The tomatoes that we planted really deep to develop good root growth are now succumbing to root rot and in places we can see a little powdery mildew.

Conventionally this would be treated with a fungicide but we like to strengthen the plant instead. We do this firstly by building the soil so that the plant has the nutrients needed to make itself strong enough so that it doesn't succumb to pests and disease. But just like with people, in times of stress plants often need a little something to boost their immunity.

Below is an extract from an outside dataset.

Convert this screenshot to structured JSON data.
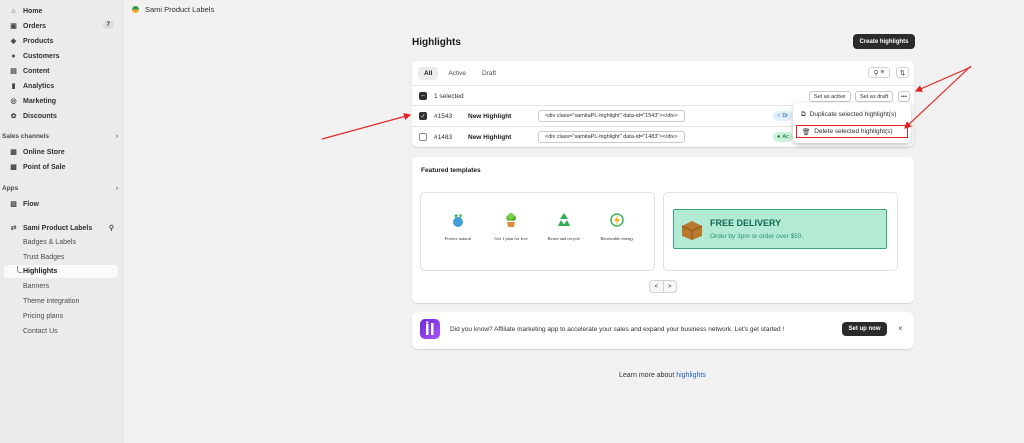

In this case the stress placed on the plants from the excess moisture and humid conditions can be counteracted by the use of a Biodynamic preparation called BD 508 or Equisetum.The silica forces in the horse tail (Equisetum arvence) strengthen the plant’s ability to cope with conditions conducive to fungal attack. In NSW Equisetum arvence is listed as a noxious weed, so we use Casuarina instead. It is boiled up, cooled and sprayed out. We also added some seaweed to the mix as a tonic.

And when I bent down to get a photo of Mark spraying I noticed some red peeking through. Can you see it? This lot were hiding in close to the stake....

If you'd like to know more about Biodynamics, we have some information on our website under Farm Practices (there's a link on the side bar.) and we also run courses on Biodynamics here on the farm.

The Hunter Biodynamic Group made it's headquarters here on the farm late last year. Mark works in the groups herb garden, which is part of our on farm community allotments, on Wednesdays and welcomes anyone with an interest in Biodynamics to join him. Contact me through the comments for more details.


  1. I'll have to do that here, as I have a casurina tree, and get the same climatic extremes to develop blossom end rot. More information for the old noggin to try. ;)

    1. Blossom end rot is actually a calcium deficiency and can be rectified by applying dolomite straight onto the plant, leaves and all. In preparation of the soil before planting the addition of crushed eggshells is a good idea.

  2. Hi Kate. I've jumped across from my blog and have loved having a little peek around your farm. I'm very jealous of all the land you have to grow things. Can't wait until I have time to have a longer look around! Meg:)

  3. Glad to see you survived all that rain Kate. We had about 200ml. I am amazed the soil here drains so well. Your tomatoes look really good:)